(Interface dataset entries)
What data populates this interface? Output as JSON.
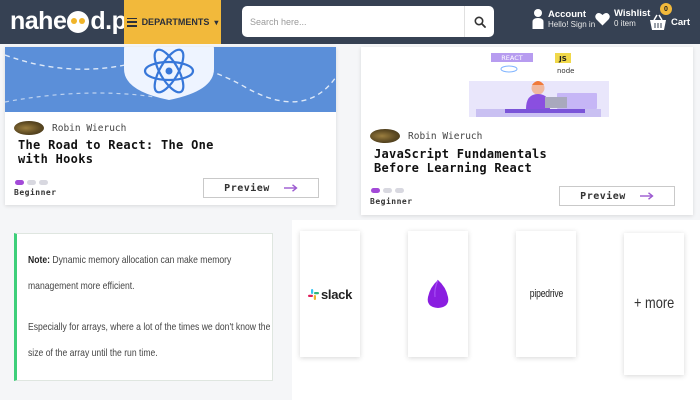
{
  "header": {
    "logo_prefix": "nahe",
    "logo_suffix": "d.pk",
    "departments_label": "DEPARTMENTS",
    "departments_caret": "▾",
    "search_placeholder": "Search here...",
    "account_title": "Account",
    "account_sub": "Hello! Sign in",
    "wishlist_title": "Wishlist",
    "wishlist_sub": "0 item",
    "cart_label": "Cart",
    "cart_count": "0",
    "colors": {
      "bar": "#364153",
      "accent": "#f2b93b"
    }
  },
  "courses": [
    {
      "author": "Robin Wieruch",
      "title_line1": "The Road to React: The One",
      "title_line2": "with Hooks",
      "level": "Beginner",
      "preview_label": "Preview",
      "progress_steps": 3,
      "progress_done": 1
    },
    {
      "author": "Robin Wieruch",
      "title_line1": "JavaScript Fundamentals",
      "title_line2": "Before Learning React",
      "level": "Beginner",
      "preview_label": "Preview",
      "progress_steps": 3,
      "progress_done": 1,
      "badges": [
        "REACT",
        "JS",
        "node"
      ]
    }
  ],
  "note": {
    "label": "Note:",
    "line1": "Dynamic memory allocation can make memory",
    "line2": "management more efficient.",
    "line3": "Especially for arrays, where a lot of the times we don't know the",
    "line4": "size of the array until the run time."
  },
  "brands": {
    "slack": "slack",
    "pipedrive": "pipedrive",
    "more": "+ more"
  }
}
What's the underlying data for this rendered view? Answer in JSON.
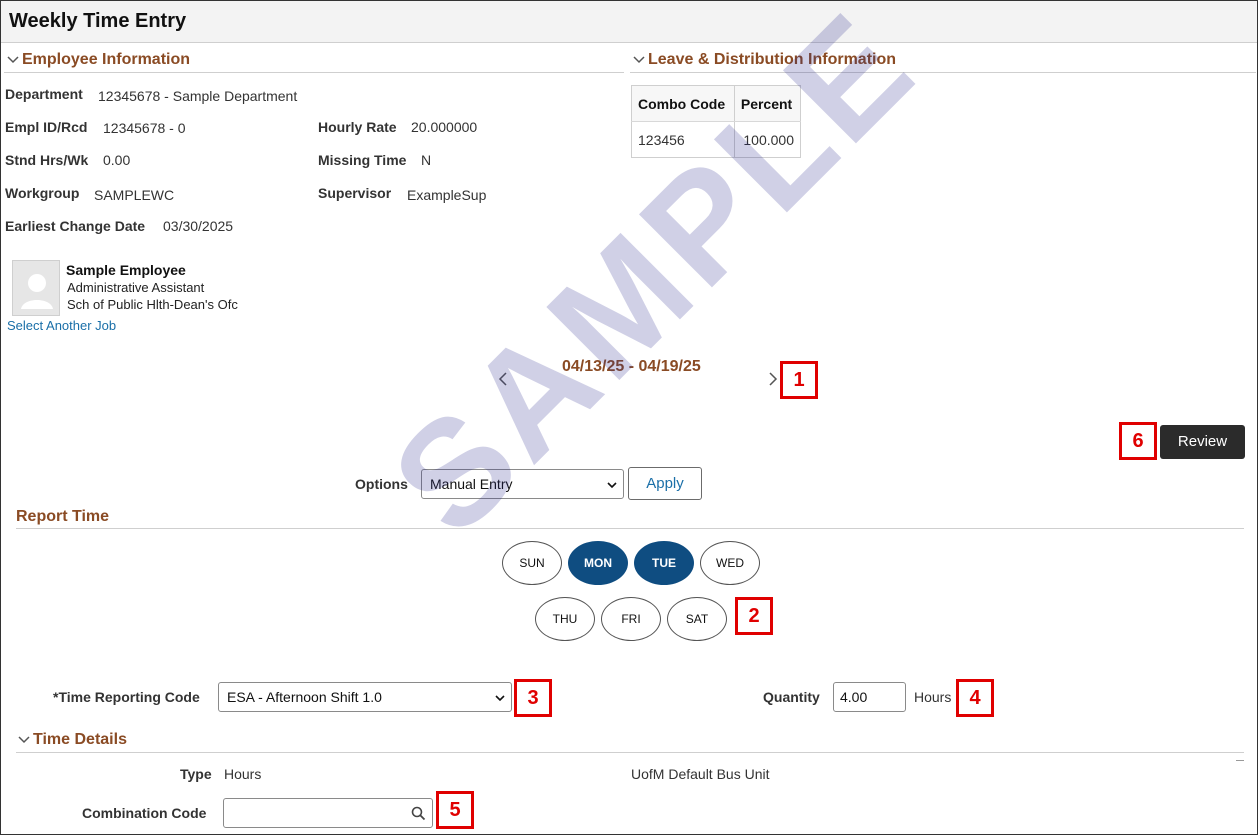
{
  "page_title": "Weekly Time Entry",
  "sections": {
    "employee_info": "Employee Information",
    "leave_dist": "Leave & Distribution Information",
    "report_time": "Report Time",
    "time_details": "Time Details"
  },
  "employee": {
    "department_label": "Department",
    "department_value": "12345678 - Sample Department",
    "emplid_label": "Empl ID/Rcd",
    "emplid_value": "12345678 - 0",
    "hourly_rate_label": "Hourly Rate",
    "hourly_rate_value": "20.000000",
    "stnd_hrs_label": "Stnd Hrs/Wk",
    "stnd_hrs_value": "0.00",
    "missing_time_label": "Missing Time",
    "missing_time_value": "N",
    "workgroup_label": "Workgroup",
    "workgroup_value": "SAMPLEWC",
    "supervisor_label": "Supervisor",
    "supervisor_value": "ExampleSup",
    "earliest_change_label": "Earliest Change Date",
    "earliest_change_value": "03/30/2025",
    "name": "Sample Employee",
    "title": "Administrative Assistant",
    "org": "Sch of Public Hlth-Dean's Ofc",
    "select_another_job": "Select Another Job"
  },
  "distribution": {
    "headers": [
      "Combo Code",
      "Percent"
    ],
    "rows": [
      [
        "123456",
        "100.000"
      ]
    ]
  },
  "period": {
    "range": "04/13/25 - 04/19/25"
  },
  "actions": {
    "review": "Review",
    "options_label": "Options",
    "options_selected": "Manual Entry",
    "apply": "Apply"
  },
  "days": [
    {
      "label": "SUN",
      "selected": false
    },
    {
      "label": "MON",
      "selected": true
    },
    {
      "label": "TUE",
      "selected": true
    },
    {
      "label": "WED",
      "selected": false
    },
    {
      "label": "THU",
      "selected": false
    },
    {
      "label": "FRI",
      "selected": false
    },
    {
      "label": "SAT",
      "selected": false
    }
  ],
  "trc": {
    "label": "*Time Reporting Code",
    "selected": "ESA - Afternoon Shift 1.0"
  },
  "quantity": {
    "label": "Quantity",
    "value": "4.00",
    "unit": "Hours"
  },
  "details": {
    "type_label": "Type",
    "type_value": "Hours",
    "bus_unit_label": "UofM Default Bus Unit",
    "combo_label": "Combination Code",
    "combo_value": ""
  },
  "callouts": [
    "1",
    "2",
    "3",
    "4",
    "5",
    "6"
  ],
  "watermark": "SAMPLE",
  "colors": {
    "section_heading": "#8a4b24",
    "selected_day": "#0f4d81",
    "link": "#1a6fa8",
    "callout": "#e00000"
  }
}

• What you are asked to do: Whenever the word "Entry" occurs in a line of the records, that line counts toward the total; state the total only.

• Answer section: 2